INPUT:
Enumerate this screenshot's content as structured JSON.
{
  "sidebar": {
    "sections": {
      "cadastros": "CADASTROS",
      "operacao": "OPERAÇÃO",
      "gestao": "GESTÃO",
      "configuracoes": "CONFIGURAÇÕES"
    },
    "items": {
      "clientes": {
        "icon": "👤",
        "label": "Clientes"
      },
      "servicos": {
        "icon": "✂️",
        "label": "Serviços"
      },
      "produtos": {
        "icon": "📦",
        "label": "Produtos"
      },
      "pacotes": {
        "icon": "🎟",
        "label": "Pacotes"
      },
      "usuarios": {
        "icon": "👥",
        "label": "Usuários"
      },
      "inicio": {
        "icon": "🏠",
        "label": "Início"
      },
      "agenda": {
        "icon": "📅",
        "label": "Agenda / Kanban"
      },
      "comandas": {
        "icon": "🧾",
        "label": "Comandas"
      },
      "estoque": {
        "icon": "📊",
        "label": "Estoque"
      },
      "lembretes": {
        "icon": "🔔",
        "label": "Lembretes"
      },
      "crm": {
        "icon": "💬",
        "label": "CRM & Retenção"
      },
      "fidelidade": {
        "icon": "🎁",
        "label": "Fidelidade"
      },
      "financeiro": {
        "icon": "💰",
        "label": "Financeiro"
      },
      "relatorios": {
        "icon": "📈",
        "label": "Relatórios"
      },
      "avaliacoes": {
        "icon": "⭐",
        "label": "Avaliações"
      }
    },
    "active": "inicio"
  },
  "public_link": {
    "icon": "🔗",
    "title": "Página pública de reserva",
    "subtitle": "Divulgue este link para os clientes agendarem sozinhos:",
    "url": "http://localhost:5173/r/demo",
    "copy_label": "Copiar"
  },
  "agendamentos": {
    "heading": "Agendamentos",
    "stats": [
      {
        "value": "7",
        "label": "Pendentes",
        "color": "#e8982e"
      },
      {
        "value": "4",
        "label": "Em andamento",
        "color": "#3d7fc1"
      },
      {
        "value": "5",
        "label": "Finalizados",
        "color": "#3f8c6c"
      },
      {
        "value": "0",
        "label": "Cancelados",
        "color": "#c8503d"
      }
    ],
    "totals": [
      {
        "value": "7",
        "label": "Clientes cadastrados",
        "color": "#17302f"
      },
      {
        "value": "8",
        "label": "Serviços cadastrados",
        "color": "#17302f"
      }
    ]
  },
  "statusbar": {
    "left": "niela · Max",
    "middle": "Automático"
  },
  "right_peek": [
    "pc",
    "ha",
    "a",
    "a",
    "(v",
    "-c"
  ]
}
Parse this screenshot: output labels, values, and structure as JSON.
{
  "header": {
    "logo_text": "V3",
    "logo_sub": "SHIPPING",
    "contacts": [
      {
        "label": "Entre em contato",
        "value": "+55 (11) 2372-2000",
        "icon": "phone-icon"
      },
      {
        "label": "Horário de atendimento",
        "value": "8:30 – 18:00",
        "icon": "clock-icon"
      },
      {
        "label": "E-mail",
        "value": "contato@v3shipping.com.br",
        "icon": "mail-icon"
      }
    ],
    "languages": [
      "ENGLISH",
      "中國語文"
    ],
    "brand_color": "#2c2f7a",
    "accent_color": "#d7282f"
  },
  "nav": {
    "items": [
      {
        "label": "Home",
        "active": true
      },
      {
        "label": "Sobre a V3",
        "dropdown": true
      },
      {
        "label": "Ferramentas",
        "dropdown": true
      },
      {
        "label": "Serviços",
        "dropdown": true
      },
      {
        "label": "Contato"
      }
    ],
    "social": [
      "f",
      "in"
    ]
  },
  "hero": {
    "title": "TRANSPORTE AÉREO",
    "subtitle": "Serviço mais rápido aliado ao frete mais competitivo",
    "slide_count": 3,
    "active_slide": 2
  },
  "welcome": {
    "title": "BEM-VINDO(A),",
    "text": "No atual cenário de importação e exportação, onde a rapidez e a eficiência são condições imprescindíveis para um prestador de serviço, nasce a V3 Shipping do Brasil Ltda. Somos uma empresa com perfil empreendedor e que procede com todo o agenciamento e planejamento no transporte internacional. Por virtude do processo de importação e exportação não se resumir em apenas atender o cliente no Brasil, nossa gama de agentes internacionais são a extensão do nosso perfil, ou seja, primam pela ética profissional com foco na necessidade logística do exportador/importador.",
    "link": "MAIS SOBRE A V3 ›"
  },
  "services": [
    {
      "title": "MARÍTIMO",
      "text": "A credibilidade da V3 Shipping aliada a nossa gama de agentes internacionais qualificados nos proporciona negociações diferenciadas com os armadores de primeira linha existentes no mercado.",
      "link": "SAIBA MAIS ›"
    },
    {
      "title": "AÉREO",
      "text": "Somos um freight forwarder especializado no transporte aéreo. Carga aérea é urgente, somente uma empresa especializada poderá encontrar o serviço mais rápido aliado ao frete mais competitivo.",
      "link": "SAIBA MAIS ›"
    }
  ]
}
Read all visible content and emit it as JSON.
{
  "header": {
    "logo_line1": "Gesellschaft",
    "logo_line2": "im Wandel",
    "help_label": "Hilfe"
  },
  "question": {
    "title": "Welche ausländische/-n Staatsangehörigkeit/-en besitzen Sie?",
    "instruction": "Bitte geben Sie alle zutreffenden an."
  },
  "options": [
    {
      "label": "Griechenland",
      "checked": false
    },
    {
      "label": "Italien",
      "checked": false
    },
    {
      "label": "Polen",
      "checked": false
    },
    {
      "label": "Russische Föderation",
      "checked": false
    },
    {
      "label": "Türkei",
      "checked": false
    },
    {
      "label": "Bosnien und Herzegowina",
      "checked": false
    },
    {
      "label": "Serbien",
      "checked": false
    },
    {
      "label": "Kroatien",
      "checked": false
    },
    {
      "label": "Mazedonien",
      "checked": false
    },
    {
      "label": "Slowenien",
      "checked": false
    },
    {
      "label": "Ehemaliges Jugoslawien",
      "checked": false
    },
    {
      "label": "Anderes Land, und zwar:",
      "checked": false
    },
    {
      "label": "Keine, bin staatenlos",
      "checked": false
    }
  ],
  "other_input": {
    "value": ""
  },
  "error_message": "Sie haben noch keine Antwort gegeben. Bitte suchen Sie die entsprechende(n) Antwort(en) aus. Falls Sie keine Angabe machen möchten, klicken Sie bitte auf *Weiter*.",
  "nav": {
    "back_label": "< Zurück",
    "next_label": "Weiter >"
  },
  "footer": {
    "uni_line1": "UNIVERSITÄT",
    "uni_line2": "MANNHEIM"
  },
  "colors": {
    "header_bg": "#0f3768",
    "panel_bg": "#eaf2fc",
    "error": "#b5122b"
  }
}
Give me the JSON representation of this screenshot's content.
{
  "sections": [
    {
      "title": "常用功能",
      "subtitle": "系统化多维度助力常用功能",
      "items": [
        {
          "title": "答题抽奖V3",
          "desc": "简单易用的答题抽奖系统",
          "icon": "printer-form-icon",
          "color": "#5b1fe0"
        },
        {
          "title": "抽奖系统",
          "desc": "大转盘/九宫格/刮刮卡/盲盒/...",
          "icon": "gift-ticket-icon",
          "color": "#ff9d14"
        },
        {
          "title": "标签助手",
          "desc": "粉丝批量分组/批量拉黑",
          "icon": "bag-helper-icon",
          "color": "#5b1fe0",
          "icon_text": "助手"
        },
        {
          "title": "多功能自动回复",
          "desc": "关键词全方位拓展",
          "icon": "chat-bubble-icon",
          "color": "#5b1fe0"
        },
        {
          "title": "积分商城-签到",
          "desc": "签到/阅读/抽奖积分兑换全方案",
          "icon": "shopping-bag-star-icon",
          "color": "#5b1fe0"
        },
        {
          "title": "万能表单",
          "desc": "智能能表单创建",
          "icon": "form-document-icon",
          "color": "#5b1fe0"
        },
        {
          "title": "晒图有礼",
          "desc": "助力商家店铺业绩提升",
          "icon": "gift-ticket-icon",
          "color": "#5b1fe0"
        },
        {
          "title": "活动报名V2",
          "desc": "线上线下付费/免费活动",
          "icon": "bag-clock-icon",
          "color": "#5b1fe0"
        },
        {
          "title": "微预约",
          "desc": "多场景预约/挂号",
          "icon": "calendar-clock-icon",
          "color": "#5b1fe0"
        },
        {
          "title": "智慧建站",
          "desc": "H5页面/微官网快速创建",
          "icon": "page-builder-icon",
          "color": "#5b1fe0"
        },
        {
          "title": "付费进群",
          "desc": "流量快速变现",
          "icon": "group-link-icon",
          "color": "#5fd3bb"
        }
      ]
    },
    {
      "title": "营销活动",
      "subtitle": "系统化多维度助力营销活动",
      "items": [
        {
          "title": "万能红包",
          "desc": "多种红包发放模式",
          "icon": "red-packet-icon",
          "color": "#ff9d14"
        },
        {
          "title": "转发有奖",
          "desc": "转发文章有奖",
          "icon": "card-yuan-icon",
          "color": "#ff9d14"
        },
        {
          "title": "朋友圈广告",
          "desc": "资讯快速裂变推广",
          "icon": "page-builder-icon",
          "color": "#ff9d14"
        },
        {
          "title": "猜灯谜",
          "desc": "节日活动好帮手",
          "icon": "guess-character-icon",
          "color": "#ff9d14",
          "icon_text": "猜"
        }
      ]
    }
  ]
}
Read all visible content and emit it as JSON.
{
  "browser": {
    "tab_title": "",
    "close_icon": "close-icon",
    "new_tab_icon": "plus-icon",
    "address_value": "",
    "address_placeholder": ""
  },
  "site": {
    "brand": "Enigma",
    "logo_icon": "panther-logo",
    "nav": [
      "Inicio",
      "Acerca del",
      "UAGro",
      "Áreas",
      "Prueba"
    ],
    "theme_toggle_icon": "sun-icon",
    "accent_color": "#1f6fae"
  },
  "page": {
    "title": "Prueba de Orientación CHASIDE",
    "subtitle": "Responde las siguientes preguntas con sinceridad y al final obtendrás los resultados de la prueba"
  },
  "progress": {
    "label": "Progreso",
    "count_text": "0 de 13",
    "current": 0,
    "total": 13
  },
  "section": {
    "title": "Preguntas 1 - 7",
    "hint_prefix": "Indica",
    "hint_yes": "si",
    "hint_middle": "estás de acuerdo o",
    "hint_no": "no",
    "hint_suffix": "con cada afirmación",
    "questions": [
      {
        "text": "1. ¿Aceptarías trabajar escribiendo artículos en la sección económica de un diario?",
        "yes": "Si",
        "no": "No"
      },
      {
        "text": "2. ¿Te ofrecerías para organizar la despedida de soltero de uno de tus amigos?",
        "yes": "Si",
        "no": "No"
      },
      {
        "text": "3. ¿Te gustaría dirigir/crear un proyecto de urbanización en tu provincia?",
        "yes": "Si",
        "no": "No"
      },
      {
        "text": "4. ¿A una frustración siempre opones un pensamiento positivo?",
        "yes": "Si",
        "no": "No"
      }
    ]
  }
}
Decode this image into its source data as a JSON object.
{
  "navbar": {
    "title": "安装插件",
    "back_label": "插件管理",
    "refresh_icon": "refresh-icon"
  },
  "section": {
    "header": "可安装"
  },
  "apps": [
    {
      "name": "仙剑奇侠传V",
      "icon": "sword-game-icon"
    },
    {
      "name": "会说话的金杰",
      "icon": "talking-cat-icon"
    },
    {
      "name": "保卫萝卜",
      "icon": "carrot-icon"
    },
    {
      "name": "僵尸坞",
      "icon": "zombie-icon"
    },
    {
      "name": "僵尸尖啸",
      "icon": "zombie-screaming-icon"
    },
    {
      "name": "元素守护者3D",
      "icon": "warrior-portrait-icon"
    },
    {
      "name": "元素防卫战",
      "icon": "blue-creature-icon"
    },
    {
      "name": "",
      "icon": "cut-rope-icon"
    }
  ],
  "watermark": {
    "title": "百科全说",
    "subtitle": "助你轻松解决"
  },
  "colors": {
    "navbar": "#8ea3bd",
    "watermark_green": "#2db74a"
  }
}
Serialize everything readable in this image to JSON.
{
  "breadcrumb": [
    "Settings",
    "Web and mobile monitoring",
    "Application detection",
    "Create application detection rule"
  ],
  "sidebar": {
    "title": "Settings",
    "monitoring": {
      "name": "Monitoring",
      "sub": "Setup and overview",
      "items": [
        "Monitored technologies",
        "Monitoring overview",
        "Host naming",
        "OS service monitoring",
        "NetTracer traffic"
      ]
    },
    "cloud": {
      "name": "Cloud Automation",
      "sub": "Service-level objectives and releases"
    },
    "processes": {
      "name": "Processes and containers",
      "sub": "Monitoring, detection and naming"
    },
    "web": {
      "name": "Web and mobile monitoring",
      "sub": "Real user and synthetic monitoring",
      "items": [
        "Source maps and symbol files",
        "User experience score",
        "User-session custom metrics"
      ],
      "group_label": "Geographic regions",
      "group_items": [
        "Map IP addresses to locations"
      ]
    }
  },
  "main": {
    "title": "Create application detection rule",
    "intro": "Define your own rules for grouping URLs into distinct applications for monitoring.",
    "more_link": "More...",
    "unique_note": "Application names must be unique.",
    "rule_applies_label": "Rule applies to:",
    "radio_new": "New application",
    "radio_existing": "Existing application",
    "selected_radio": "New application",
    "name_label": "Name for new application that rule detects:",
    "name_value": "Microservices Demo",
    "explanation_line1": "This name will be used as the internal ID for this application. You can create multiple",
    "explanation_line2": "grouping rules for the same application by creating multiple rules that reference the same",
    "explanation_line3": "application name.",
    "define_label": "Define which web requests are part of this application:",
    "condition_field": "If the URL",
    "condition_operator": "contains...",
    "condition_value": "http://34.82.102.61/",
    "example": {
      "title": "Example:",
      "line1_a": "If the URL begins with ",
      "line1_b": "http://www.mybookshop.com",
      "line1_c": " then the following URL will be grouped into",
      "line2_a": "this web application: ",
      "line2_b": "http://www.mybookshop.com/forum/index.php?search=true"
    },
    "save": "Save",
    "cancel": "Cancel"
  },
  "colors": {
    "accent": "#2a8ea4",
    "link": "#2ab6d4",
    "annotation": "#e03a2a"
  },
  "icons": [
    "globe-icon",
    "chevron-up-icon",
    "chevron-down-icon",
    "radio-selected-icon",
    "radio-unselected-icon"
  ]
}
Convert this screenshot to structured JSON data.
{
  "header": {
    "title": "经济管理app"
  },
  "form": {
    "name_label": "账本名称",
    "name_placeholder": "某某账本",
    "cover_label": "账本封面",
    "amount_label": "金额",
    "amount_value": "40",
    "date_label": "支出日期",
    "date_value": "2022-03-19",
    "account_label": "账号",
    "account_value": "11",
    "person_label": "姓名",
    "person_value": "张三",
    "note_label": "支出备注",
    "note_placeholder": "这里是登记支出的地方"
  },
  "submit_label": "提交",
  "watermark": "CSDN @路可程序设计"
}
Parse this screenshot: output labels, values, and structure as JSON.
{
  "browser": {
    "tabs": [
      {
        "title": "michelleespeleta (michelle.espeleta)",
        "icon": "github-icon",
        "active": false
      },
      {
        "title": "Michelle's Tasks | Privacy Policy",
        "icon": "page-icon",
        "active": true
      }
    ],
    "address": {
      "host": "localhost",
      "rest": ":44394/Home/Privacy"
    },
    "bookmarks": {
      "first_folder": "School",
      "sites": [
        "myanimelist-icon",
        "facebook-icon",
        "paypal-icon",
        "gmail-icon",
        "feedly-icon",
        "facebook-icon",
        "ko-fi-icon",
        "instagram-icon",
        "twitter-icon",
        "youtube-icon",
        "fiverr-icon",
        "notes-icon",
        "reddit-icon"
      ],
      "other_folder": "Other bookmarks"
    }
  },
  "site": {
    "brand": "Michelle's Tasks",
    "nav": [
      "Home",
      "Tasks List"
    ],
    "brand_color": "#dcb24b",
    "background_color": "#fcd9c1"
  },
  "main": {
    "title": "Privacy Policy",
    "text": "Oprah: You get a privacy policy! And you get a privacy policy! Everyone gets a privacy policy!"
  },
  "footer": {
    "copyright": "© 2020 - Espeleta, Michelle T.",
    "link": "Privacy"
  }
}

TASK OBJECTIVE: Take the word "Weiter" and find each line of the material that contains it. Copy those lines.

RESULT OF THIS TASK:
  "error_message": "Sie haben noch keine Antwort gegeben. Bitte suchen Sie die entsprechende(n) Antwort(en) aus. Falls Sie keine Angabe machen möchten, klicken Sie bitte auf *Weiter*.",
    "next_label": "Weiter >"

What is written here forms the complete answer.